It’s subtle, but that whole possession is blown up by Pulliam’s court awareness and alert communication.

Burton and Wood’s quickness is often cited when showing their defensive capability, but not enough is made of Pulliam’s physical strength. Most guards stay clear of the paint for fear of getting bullied in the post by bigs, but Pulliam is able to handle herself in the lower wing of the Blizzard and can bother offensive players into misses without any help defense or traps from her teammates despite standing just 5’10”.

It’s hard to blame Tyia Singleton for thinking this would work. She has a clear height advantage and sees the opening for a duck-in, assuming that she need only to turn over her left shoulder, resulting in either free throws or an uncontested lay-in.

But Pulliam dissuades all of that.
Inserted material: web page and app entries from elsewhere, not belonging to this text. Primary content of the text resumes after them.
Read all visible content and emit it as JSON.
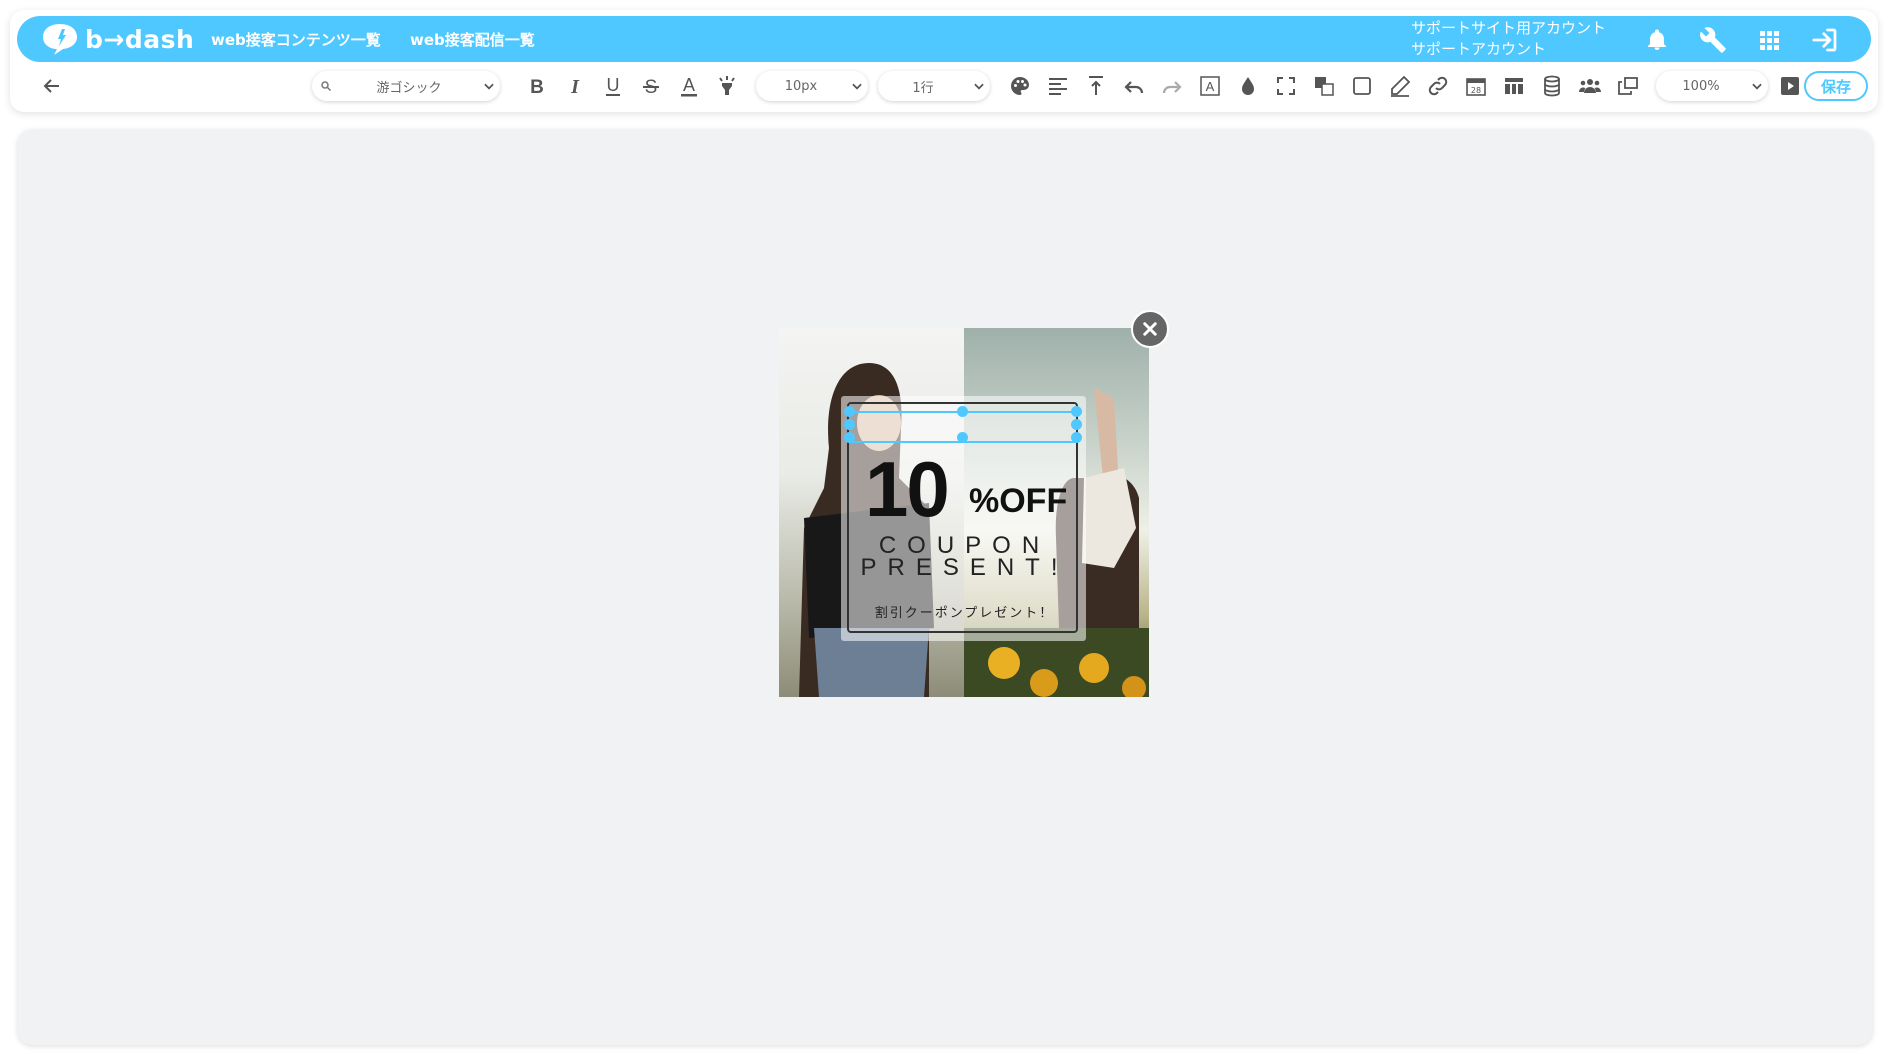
{
  "header": {
    "logo_text": "b→dash",
    "nav": [
      "web接客コンテンツ一覧",
      "web接客配信一覧"
    ],
    "account_line1": "サポートサイト用アカウント",
    "account_line2": "サポートアカウント",
    "icons": [
      "bell-icon",
      "wrench-icon",
      "grid-icon",
      "logout-icon"
    ]
  },
  "toolbar": {
    "font_family": "游ゴシック",
    "font_size": "10px",
    "line_height": "1行",
    "zoom": "100%",
    "save_label": "保存"
  },
  "popup": {
    "discount_number": "10",
    "discount_suffix": "%OFF",
    "line1": "COUPON",
    "line2": "PRESENT!",
    "subtitle": "割引クーポンプレゼント！"
  },
  "colors": {
    "brand": "#4fc8ff",
    "canvas_bg": "#f1f2f4",
    "close_btn": "#666666"
  }
}
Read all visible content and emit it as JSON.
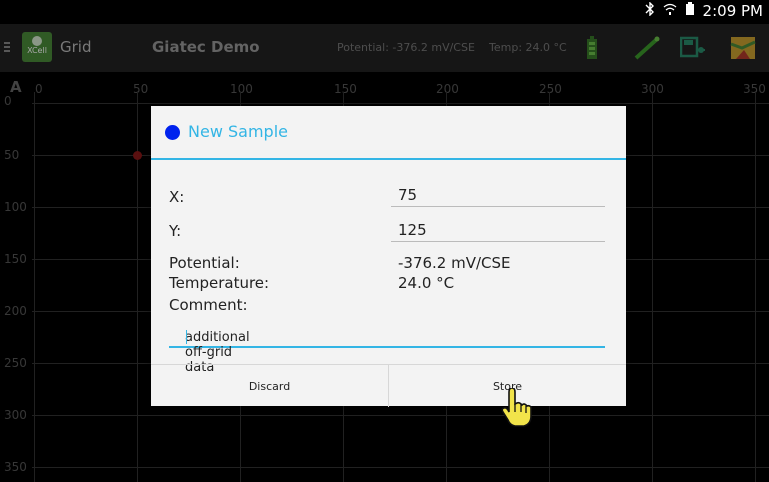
{
  "status": {
    "time": "2:09 PM"
  },
  "actionbar": {
    "app_label": "Grid",
    "logo_text": "XCell",
    "title": "Giatec Demo",
    "potential": "Potential: -376.2 mV/CSE",
    "temp": "Temp: 24.0 °C"
  },
  "plot": {
    "corner_label": "A",
    "x_ticks": [
      "0",
      "50",
      "100",
      "150",
      "200",
      "250",
      "300",
      "350"
    ],
    "y_ticks": [
      "0",
      "50",
      "100",
      "150",
      "200",
      "250",
      "300",
      "350"
    ]
  },
  "dialog": {
    "title": "New Sample",
    "x_label": "X:",
    "x_value": "75",
    "y_label": "Y:",
    "y_value": "125",
    "potential_label": "Potential:",
    "potential_value": "-376.2 mV/CSE",
    "temperature_label": "Temperature:",
    "temperature_value": "24.0 °C",
    "comment_label": "Comment:",
    "comment_value": "additional off-grid data",
    "discard_label": "Discard",
    "store_label": "Store"
  },
  "colors": {
    "accent": "#33b5e5",
    "dialog_dot": "#0022ee",
    "point": "#8a1a1a"
  }
}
She first does a good job to make sure Singleton can’t secure too deep of position in the paint, then, when contacted with the turn in Singleton’s post-move, she barely moves at all, successfully holding her ground while keeping her hands up to avoid the foul.

These are little things, but they all matter in the scope of what makes Pulliam’s defense so valuable.

She doesn’t make savant-level reads or completely lock down the other team’s most dangerous threats, but, watching her play, it’s clear that she has the constant inner drive to grind on defense that coaches long for in their players, despite averaging over 33 minutes per game.

What other star scorer perfectly boxes out a taller player and expends as much energy as possible to track down a loose rebound while up 17 in the fourth quarter?

The easy thing is to just let the defense have that one, to not risk your body in any way after you’ve already secured the victory. But Pulliam wasn’t satisfied with that. She wanted the ball, just like you can tell that she wanted to play tough defense when her voice rang through the quiet Welsh-Ryan Arena possession after possession.

A lot of players with her iso and pull-up heavy style get stereotyped as selfish stat-seekers that prefer their own accomplishment over the team’s. Pulliam is clearly not built like that. Instead, she’s a winner on both ends of the floor, who will do whatever it takes to help the team.

No wonder Northwestern is 23-3 and on the verge of doing something only the 1989-90 team has ever done before in the history of Wildcat basketball: earning a Big Ten Championship.